THE TASK
If a line in the listing below has the string "data", copy it out.

MATERIAL TO PROCESS

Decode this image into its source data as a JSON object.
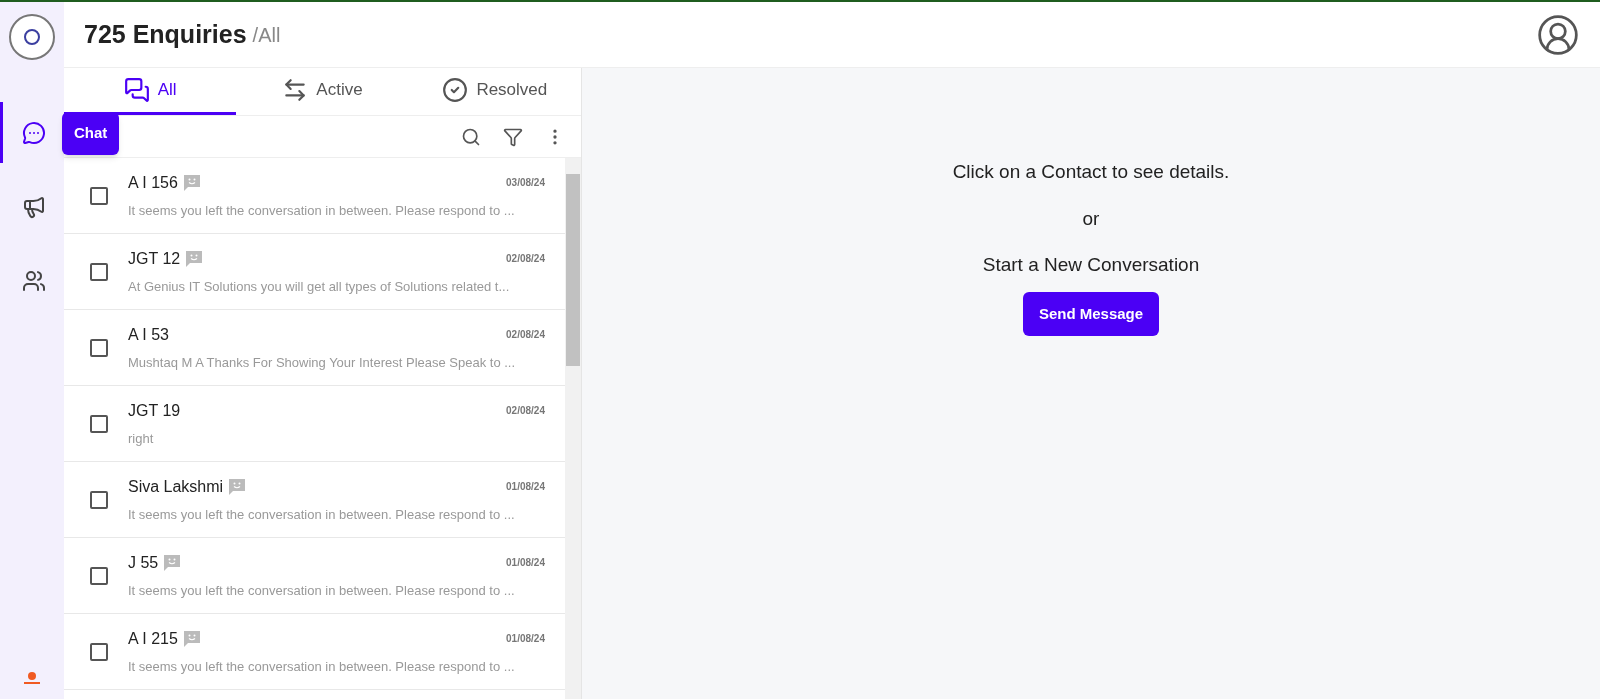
{
  "header": {
    "title": "725 Enquiries",
    "subtitle": "/All"
  },
  "nav": [
    {
      "kind": "chat",
      "selected": true
    },
    {
      "kind": "campaign",
      "selected": false
    },
    {
      "kind": "contacts",
      "selected": false
    }
  ],
  "tooltip": "Chat",
  "tabs": [
    {
      "kind": "all",
      "label": "All",
      "selected": true
    },
    {
      "kind": "active",
      "label": "Active",
      "selected": false
    },
    {
      "kind": "resolved",
      "label": "Resolved",
      "selected": false
    }
  ],
  "conversations": [
    {
      "name": "A I 156",
      "bot": true,
      "date": "03/08/24",
      "preview": "It seems you left the conversation in between. Please respond to ...",
      "checked": false
    },
    {
      "name": "JGT 12",
      "bot": true,
      "date": "02/08/24",
      "preview": "At Genius IT Solutions you will get all types of Solutions related t...",
      "checked": false
    },
    {
      "name": "A I 53",
      "bot": false,
      "date": "02/08/24",
      "preview": "Mushtaq M A Thanks For Showing Your Interest Please Speak to ...",
      "checked": false
    },
    {
      "name": "JGT 19",
      "bot": false,
      "date": "02/08/24",
      "preview": "right",
      "checked": false
    },
    {
      "name": "Siva Lakshmi",
      "bot": true,
      "date": "01/08/24",
      "preview": "It seems you left the conversation in between. Please respond to ...",
      "checked": false
    },
    {
      "name": "J 55",
      "bot": true,
      "date": "01/08/24",
      "preview": "It seems you left the conversation in between. Please respond to ...",
      "checked": false
    },
    {
      "name": "A I 215",
      "bot": true,
      "date": "01/08/24",
      "preview": "It seems you left the conversation in between. Please respond to ...",
      "checked": false
    }
  ],
  "empty_state": {
    "line_1": "Click on a Contact to see details.",
    "line_2": "or",
    "line_3": "Start a New Conversation",
    "button": "Send Message"
  }
}
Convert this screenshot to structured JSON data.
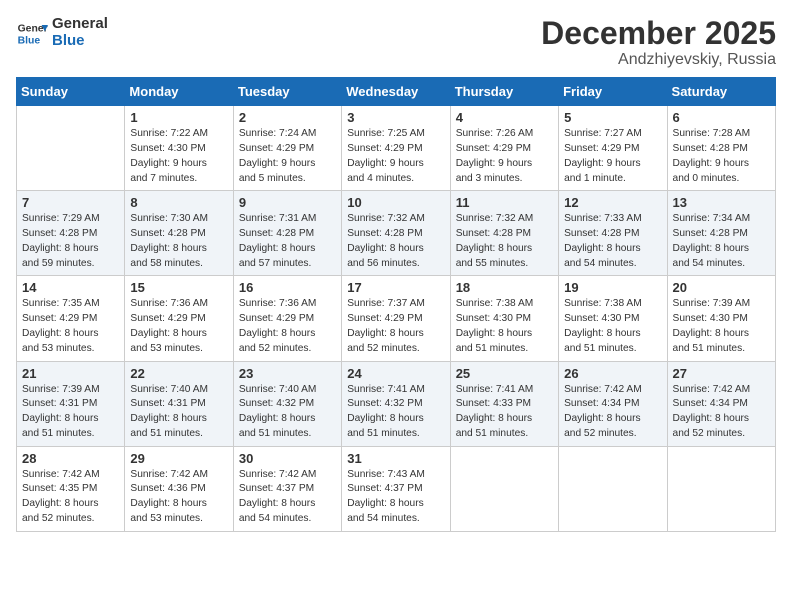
{
  "header": {
    "logo_line1": "General",
    "logo_line2": "Blue",
    "month": "December 2025",
    "location": "Andzhiyevskiy, Russia"
  },
  "weekdays": [
    "Sunday",
    "Monday",
    "Tuesday",
    "Wednesday",
    "Thursday",
    "Friday",
    "Saturday"
  ],
  "weeks": [
    [
      {
        "day": "",
        "info": ""
      },
      {
        "day": "1",
        "info": "Sunrise: 7:22 AM\nSunset: 4:30 PM\nDaylight: 9 hours\nand 7 minutes."
      },
      {
        "day": "2",
        "info": "Sunrise: 7:24 AM\nSunset: 4:29 PM\nDaylight: 9 hours\nand 5 minutes."
      },
      {
        "day": "3",
        "info": "Sunrise: 7:25 AM\nSunset: 4:29 PM\nDaylight: 9 hours\nand 4 minutes."
      },
      {
        "day": "4",
        "info": "Sunrise: 7:26 AM\nSunset: 4:29 PM\nDaylight: 9 hours\nand 3 minutes."
      },
      {
        "day": "5",
        "info": "Sunrise: 7:27 AM\nSunset: 4:29 PM\nDaylight: 9 hours\nand 1 minute."
      },
      {
        "day": "6",
        "info": "Sunrise: 7:28 AM\nSunset: 4:28 PM\nDaylight: 9 hours\nand 0 minutes."
      }
    ],
    [
      {
        "day": "7",
        "info": "Sunrise: 7:29 AM\nSunset: 4:28 PM\nDaylight: 8 hours\nand 59 minutes."
      },
      {
        "day": "8",
        "info": "Sunrise: 7:30 AM\nSunset: 4:28 PM\nDaylight: 8 hours\nand 58 minutes."
      },
      {
        "day": "9",
        "info": "Sunrise: 7:31 AM\nSunset: 4:28 PM\nDaylight: 8 hours\nand 57 minutes."
      },
      {
        "day": "10",
        "info": "Sunrise: 7:32 AM\nSunset: 4:28 PM\nDaylight: 8 hours\nand 56 minutes."
      },
      {
        "day": "11",
        "info": "Sunrise: 7:32 AM\nSunset: 4:28 PM\nDaylight: 8 hours\nand 55 minutes."
      },
      {
        "day": "12",
        "info": "Sunrise: 7:33 AM\nSunset: 4:28 PM\nDaylight: 8 hours\nand 54 minutes."
      },
      {
        "day": "13",
        "info": "Sunrise: 7:34 AM\nSunset: 4:28 PM\nDaylight: 8 hours\nand 54 minutes."
      }
    ],
    [
      {
        "day": "14",
        "info": "Sunrise: 7:35 AM\nSunset: 4:29 PM\nDaylight: 8 hours\nand 53 minutes."
      },
      {
        "day": "15",
        "info": "Sunrise: 7:36 AM\nSunset: 4:29 PM\nDaylight: 8 hours\nand 53 minutes."
      },
      {
        "day": "16",
        "info": "Sunrise: 7:36 AM\nSunset: 4:29 PM\nDaylight: 8 hours\nand 52 minutes."
      },
      {
        "day": "17",
        "info": "Sunrise: 7:37 AM\nSunset: 4:29 PM\nDaylight: 8 hours\nand 52 minutes."
      },
      {
        "day": "18",
        "info": "Sunrise: 7:38 AM\nSunset: 4:30 PM\nDaylight: 8 hours\nand 51 minutes."
      },
      {
        "day": "19",
        "info": "Sunrise: 7:38 AM\nSunset: 4:30 PM\nDaylight: 8 hours\nand 51 minutes."
      },
      {
        "day": "20",
        "info": "Sunrise: 7:39 AM\nSunset: 4:30 PM\nDaylight: 8 hours\nand 51 minutes."
      }
    ],
    [
      {
        "day": "21",
        "info": "Sunrise: 7:39 AM\nSunset: 4:31 PM\nDaylight: 8 hours\nand 51 minutes."
      },
      {
        "day": "22",
        "info": "Sunrise: 7:40 AM\nSunset: 4:31 PM\nDaylight: 8 hours\nand 51 minutes."
      },
      {
        "day": "23",
        "info": "Sunrise: 7:40 AM\nSunset: 4:32 PM\nDaylight: 8 hours\nand 51 minutes."
      },
      {
        "day": "24",
        "info": "Sunrise: 7:41 AM\nSunset: 4:32 PM\nDaylight: 8 hours\nand 51 minutes."
      },
      {
        "day": "25",
        "info": "Sunrise: 7:41 AM\nSunset: 4:33 PM\nDaylight: 8 hours\nand 51 minutes."
      },
      {
        "day": "26",
        "info": "Sunrise: 7:42 AM\nSunset: 4:34 PM\nDaylight: 8 hours\nand 52 minutes."
      },
      {
        "day": "27",
        "info": "Sunrise: 7:42 AM\nSunset: 4:34 PM\nDaylight: 8 hours\nand 52 minutes."
      }
    ],
    [
      {
        "day": "28",
        "info": "Sunrise: 7:42 AM\nSunset: 4:35 PM\nDaylight: 8 hours\nand 52 minutes."
      },
      {
        "day": "29",
        "info": "Sunrise: 7:42 AM\nSunset: 4:36 PM\nDaylight: 8 hours\nand 53 minutes."
      },
      {
        "day": "30",
        "info": "Sunrise: 7:42 AM\nSunset: 4:37 PM\nDaylight: 8 hours\nand 54 minutes."
      },
      {
        "day": "31",
        "info": "Sunrise: 7:43 AM\nSunset: 4:37 PM\nDaylight: 8 hours\nand 54 minutes."
      },
      {
        "day": "",
        "info": ""
      },
      {
        "day": "",
        "info": ""
      },
      {
        "day": "",
        "info": ""
      }
    ]
  ]
}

THE COMPLETED TASK
Decode this image into its source data as a JSON object.
Convert this screenshot to structured JSON data.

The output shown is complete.